Exercise> Read through the entries below and copy each line where "hand" turns up.

Given data>
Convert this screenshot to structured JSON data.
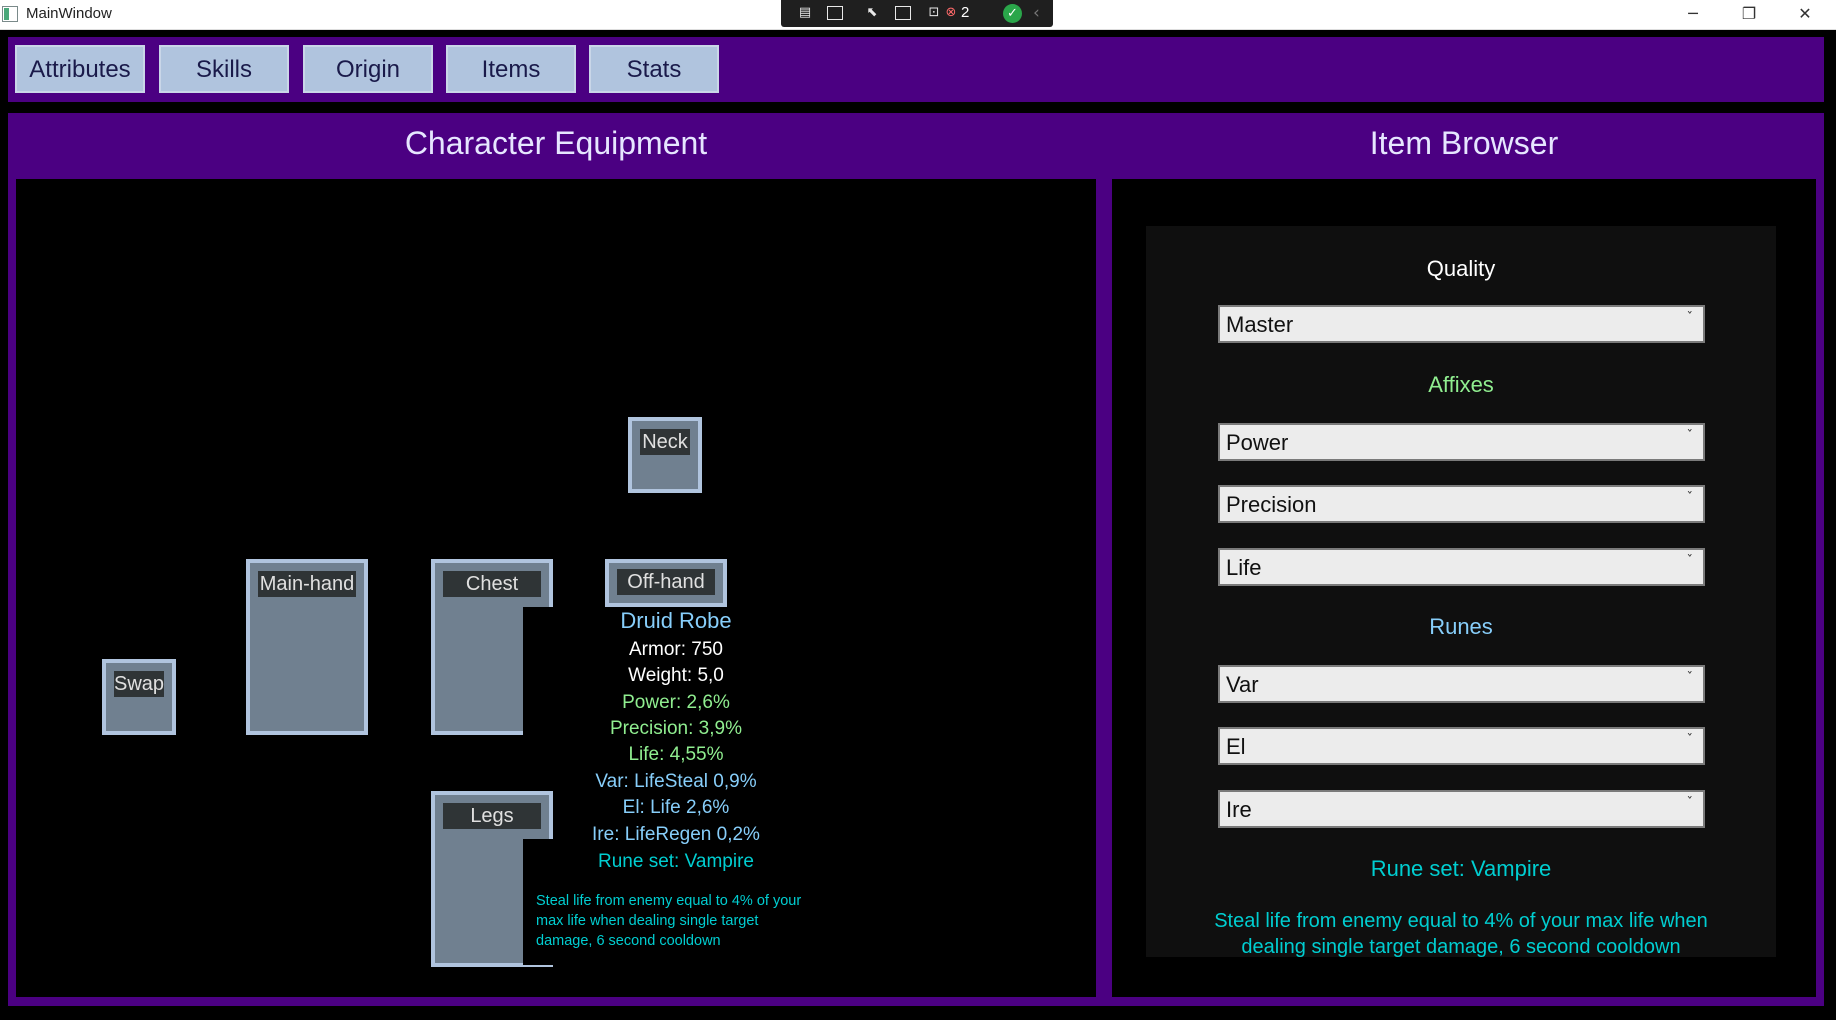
{
  "window": {
    "title": "MainWindow",
    "debug_toolbar": {
      "binding_failures": "2"
    },
    "controls": {
      "minimize": "─",
      "maximize": "❐",
      "close": "✕"
    }
  },
  "tabs": [
    "Attributes",
    "Skills",
    "Origin",
    "Items",
    "Stats"
  ],
  "equipment_panel": {
    "title": "Character Equipment",
    "slots": {
      "neck": "Neck",
      "main_hand": "Main-hand",
      "chest": "Chest",
      "off_hand": "Off-hand",
      "swap": "Swap",
      "legs": "Legs"
    },
    "tooltip": {
      "name": "Druid Robe",
      "armor": "Armor: 750",
      "weight": "Weight: 5,0",
      "affix1": "Power: 2,6%",
      "affix2": "Precision: 3,9%",
      "affix3": "Life: 4,55%",
      "rune1": "Var: LifeSteal 0,9%",
      "rune2": "El: Life 2,6%",
      "rune3": "Ire: LifeRegen 0,2%",
      "rune_set": "Rune set: Vampire",
      "rune_set_desc": "Steal life from enemy equal to 4% of your max life when dealing single target damage, 6 second cooldown"
    }
  },
  "item_browser": {
    "title": "Item Browser",
    "quality_label": "Quality",
    "quality_value": "Master",
    "affixes_label": "Affixes",
    "affixes": [
      "Power",
      "Precision",
      "Life"
    ],
    "runes_label": "Runes",
    "runes": [
      "Var",
      "El",
      "Ire"
    ],
    "rune_set": "Rune set: Vampire",
    "rune_set_desc": "Steal life from enemy equal to 4% of your max life when dealing single target damage, 6 second cooldown"
  },
  "colors": {
    "frame_purple": "#4b0082",
    "slot_fill": "#708090",
    "slot_border": "#b0c4de",
    "tooltip_name": "#87cefa",
    "affix_green": "#90ee90",
    "rune_blue": "#87cefa",
    "runeset_cyan": "#00ced1"
  }
}
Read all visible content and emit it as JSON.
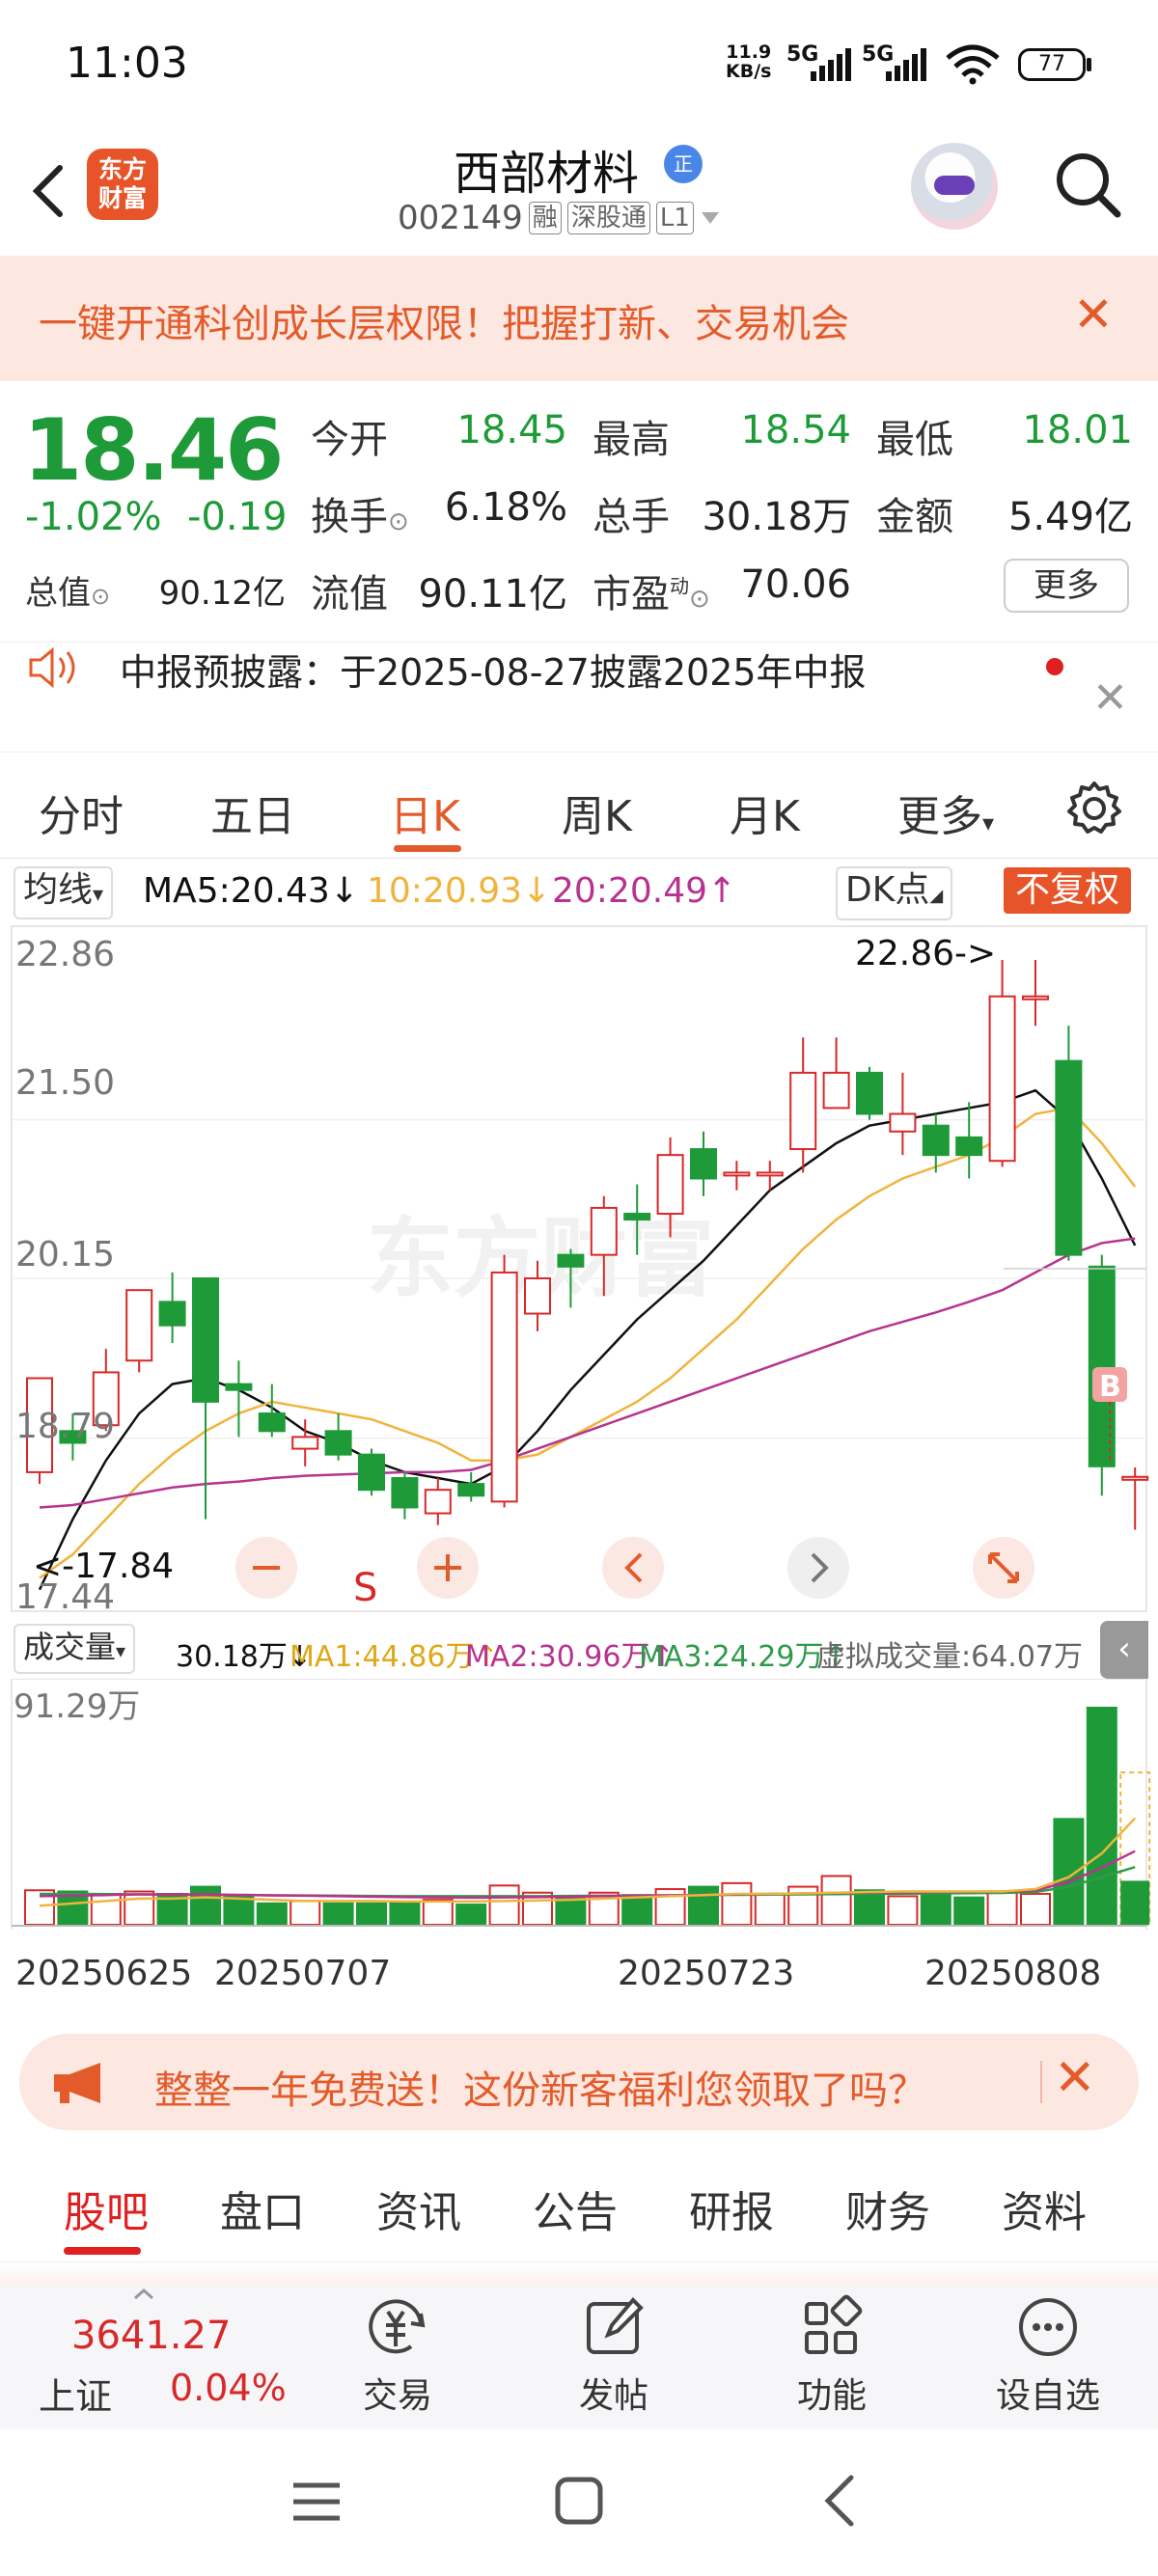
{
  "status_bar": {
    "time": "11:03",
    "net_speed": "11.9",
    "net_unit": "KB/s",
    "sig1": "5G",
    "sig2": "5G",
    "battery": "77"
  },
  "header": {
    "logo_line1": "东方",
    "logo_line2": "财富",
    "stock_name": "西部材料",
    "badge": "正",
    "code": "002149",
    "tag_rong": "融",
    "tag_sgt": "深股通",
    "tag_l1": "L1"
  },
  "promo": {
    "text": "一键开通科创成长层权限！把握打新、交易机会",
    "close": "✕"
  },
  "quote": {
    "price": "18.46",
    "change_pct": "-1.02%",
    "change_amt": "-0.19",
    "open_label": "今开",
    "open": "18.45",
    "high_label": "最高",
    "high": "18.54",
    "low_label": "最低",
    "low": "18.01",
    "turnover_label": "换手",
    "turnover": "6.18%",
    "volume_label": "总手",
    "volume": "30.18万",
    "amount_label": "金额",
    "amount": "5.49亿",
    "mktcap_label": "总值",
    "mktcap": "90.12亿",
    "float_label": "流值",
    "float": "90.11亿",
    "pe_label": "市盈",
    "pe_sup": "动",
    "pe": "70.06",
    "more_btn": "更多"
  },
  "notice": {
    "text": "中报预披露：于2025-08-27披露2025年中报",
    "close": "✕"
  },
  "kline_tabs": [
    "分时",
    "五日",
    "日K",
    "周K",
    "月K",
    "更多"
  ],
  "ma_line": {
    "selector": "均线",
    "ma5": "MA5:20.43",
    "ma10": "10:20.93",
    "ma20": "20:20.49",
    "dk": "DK点",
    "fuquan": "不复权"
  },
  "chart_labels": {
    "y_top": "22.86",
    "y2": "21.50",
    "y3": "20.15",
    "y4": "18.79",
    "y_bot": "17.44",
    "max_marker": "22.86->",
    "min_marker": "<-17.84",
    "s_marker": "S",
    "b_marker": "B",
    "watermark": "东方财富"
  },
  "volume_header": {
    "selector": "成交量",
    "vol": "30.18万",
    "ma1": "MA1:44.86万",
    "ma2": "MA2:30.96万",
    "ma3": "MA3:24.29万",
    "virtual": "虚拟成交量:64.07万",
    "max": "91.29万"
  },
  "dates": [
    "20250625",
    "20250707",
    "20250723",
    "20250808"
  ],
  "promo2": {
    "text": "整整一年免费送！这份新客福利您领取了吗？",
    "close": "✕"
  },
  "bottom_tabs": [
    "股吧",
    "盘口",
    "资讯",
    "公告",
    "研报",
    "财务",
    "资料"
  ],
  "bottom_bar": {
    "index_value": "3641.27",
    "index_name": "上证",
    "index_change": "0.04%",
    "trade": "交易",
    "post": "发帖",
    "func": "功能",
    "watch": "设自选"
  },
  "colors": {
    "up": "#d82828",
    "down": "#1e9b38",
    "accent": "#e45b2b",
    "ma5": "#111111",
    "ma10": "#f0b43c",
    "ma20": "#b8338f"
  },
  "chart_data": {
    "type": "candlestick",
    "y_range": [
      17.44,
      22.86
    ],
    "candles": [
      {
        "o": 18.5,
        "c": 19.3,
        "h": 19.3,
        "l": 18.4
      },
      {
        "o": 18.85,
        "c": 18.75,
        "h": 19.0,
        "l": 18.6
      },
      {
        "o": 18.9,
        "c": 19.35,
        "h": 19.55,
        "l": 18.85
      },
      {
        "o": 19.45,
        "c": 20.05,
        "h": 20.05,
        "l": 19.35
      },
      {
        "o": 19.95,
        "c": 19.75,
        "h": 20.2,
        "l": 19.6
      },
      {
        "o": 20.15,
        "c": 19.1,
        "h": 20.15,
        "l": 18.1
      },
      {
        "o": 19.25,
        "c": 19.2,
        "h": 19.45,
        "l": 18.8
      },
      {
        "o": 19.0,
        "c": 18.85,
        "h": 19.25,
        "l": 18.8
      },
      {
        "o": 18.7,
        "c": 18.8,
        "h": 18.95,
        "l": 18.55
      },
      {
        "o": 18.85,
        "c": 18.65,
        "h": 19.0,
        "l": 18.6
      },
      {
        "o": 18.65,
        "c": 18.35,
        "h": 18.7,
        "l": 18.3
      },
      {
        "o": 18.45,
        "c": 18.2,
        "h": 18.5,
        "l": 18.1
      },
      {
        "o": 18.15,
        "c": 18.35,
        "h": 18.45,
        "l": 18.05
      },
      {
        "o": 18.4,
        "c": 18.3,
        "h": 18.5,
        "l": 18.25
      },
      {
        "o": 18.25,
        "c": 20.2,
        "h": 20.35,
        "l": 18.2
      },
      {
        "o": 19.85,
        "c": 20.15,
        "h": 20.3,
        "l": 19.7
      },
      {
        "o": 20.35,
        "c": 20.25,
        "h": 20.4,
        "l": 19.9
      },
      {
        "o": 20.35,
        "c": 20.75,
        "h": 20.85,
        "l": 20.0
      },
      {
        "o": 20.7,
        "c": 20.65,
        "h": 20.95,
        "l": 20.35
      },
      {
        "o": 20.7,
        "c": 21.2,
        "h": 21.35,
        "l": 20.5
      },
      {
        "o": 21.25,
        "c": 21.0,
        "h": 21.4,
        "l": 20.85
      },
      {
        "o": 21.05,
        "c": 21.05,
        "h": 21.15,
        "l": 20.9
      },
      {
        "o": 21.05,
        "c": 21.05,
        "h": 21.15,
        "l": 20.9
      },
      {
        "o": 21.25,
        "c": 21.9,
        "h": 22.2,
        "l": 21.05
      },
      {
        "o": 21.6,
        "c": 21.9,
        "h": 22.2,
        "l": 21.6
      },
      {
        "o": 21.9,
        "c": 21.55,
        "h": 21.95,
        "l": 21.5
      },
      {
        "o": 21.4,
        "c": 21.55,
        "h": 21.9,
        "l": 21.2
      },
      {
        "o": 21.45,
        "c": 21.2,
        "h": 21.55,
        "l": 21.05
      },
      {
        "o": 21.35,
        "c": 21.2,
        "h": 21.65,
        "l": 21.0
      },
      {
        "o": 21.15,
        "c": 22.55,
        "h": 22.86,
        "l": 21.1
      },
      {
        "o": 22.55,
        "c": 22.55,
        "h": 22.86,
        "l": 22.3
      },
      {
        "o": 22.0,
        "c": 20.35,
        "h": 22.3,
        "l": 20.3
      },
      {
        "o": 20.25,
        "c": 18.55,
        "h": 20.35,
        "l": 18.3
      },
      {
        "o": 18.45,
        "c": 18.46,
        "h": 18.54,
        "l": 18.01
      }
    ],
    "ma5": [
      17.5,
      18.1,
      18.6,
      19.0,
      19.25,
      19.3,
      19.2,
      19.05,
      18.85,
      18.75,
      18.6,
      18.5,
      18.45,
      18.4,
      18.55,
      18.85,
      19.2,
      19.5,
      19.8,
      20.05,
      20.3,
      20.6,
      20.9,
      21.1,
      21.3,
      21.45,
      21.5,
      21.55,
      21.6,
      21.65,
      21.75,
      21.5,
      21.0,
      20.43
    ],
    "ma10": [
      17.6,
      17.8,
      18.1,
      18.4,
      18.65,
      18.85,
      19.0,
      19.1,
      19.05,
      19.0,
      18.95,
      18.85,
      18.75,
      18.6,
      18.6,
      18.65,
      18.8,
      18.95,
      19.1,
      19.3,
      19.55,
      19.8,
      20.1,
      20.4,
      20.65,
      20.85,
      21.0,
      21.1,
      21.2,
      21.35,
      21.55,
      21.6,
      21.3,
      20.93
    ],
    "ma20": [
      18.2,
      18.22,
      18.27,
      18.32,
      18.37,
      18.4,
      18.42,
      18.45,
      18.47,
      18.48,
      18.49,
      18.5,
      18.5,
      18.52,
      18.6,
      18.7,
      18.8,
      18.9,
      19.0,
      19.1,
      19.2,
      19.3,
      19.4,
      19.5,
      19.6,
      19.7,
      19.78,
      19.86,
      19.95,
      20.05,
      20.2,
      20.35,
      20.45,
      20.49
    ],
    "volumes": [
      14.5,
      14.0,
      13.0,
      14.0,
      13.0,
      16.0,
      12.0,
      9.0,
      10.0,
      9.0,
      9.0,
      9.5,
      10.5,
      8.5,
      16.5,
      13.5,
      12.0,
      13.5,
      12.5,
      15.0,
      16.0,
      17.5,
      13.0,
      16.0,
      20.5,
      14.5,
      12.0,
      14.0,
      11.5,
      14.0,
      13.0,
      44.5,
      91.29,
      64.07
    ],
    "vol_ma1": [
      8,
      9,
      10,
      11,
      11,
      11.5,
      11,
      10.5,
      10,
      10,
      10,
      9.8,
      9.8,
      9.8,
      10,
      10.2,
      10.5,
      11,
      11.5,
      12,
      12.5,
      13,
      13,
      13.2,
      13.5,
      13.8,
      14,
      14,
      14,
      14,
      15,
      20,
      30,
      44.86
    ],
    "vol_ma2": [
      12,
      12.2,
      12.5,
      12.8,
      12.8,
      12.8,
      12.6,
      12.4,
      12.2,
      12,
      11.8,
      11.6,
      11.5,
      11.4,
      11.5,
      11.6,
      11.8,
      12,
      12.2,
      12.4,
      12.6,
      12.8,
      13,
      13.2,
      13.4,
      13.6,
      13.7,
      13.8,
      13.9,
      14,
      14.5,
      18,
      24,
      30.96
    ],
    "vol_ma3": [
      13,
      13,
      12.9,
      12.8,
      12.7,
      12.6,
      12.5,
      12.4,
      12.3,
      12.2,
      12.1,
      12,
      12,
      12,
      12,
      12,
      12.1,
      12.2,
      12.3,
      12.4,
      12.5,
      12.6,
      12.7,
      12.8,
      12.9,
      13,
      13.1,
      13.2,
      13.3,
      13.4,
      13.8,
      16,
      20,
      24.29
    ]
  }
}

Response to this exercise>
      "main_hand": "Main-hand",
      "off_hand": "Off-hand",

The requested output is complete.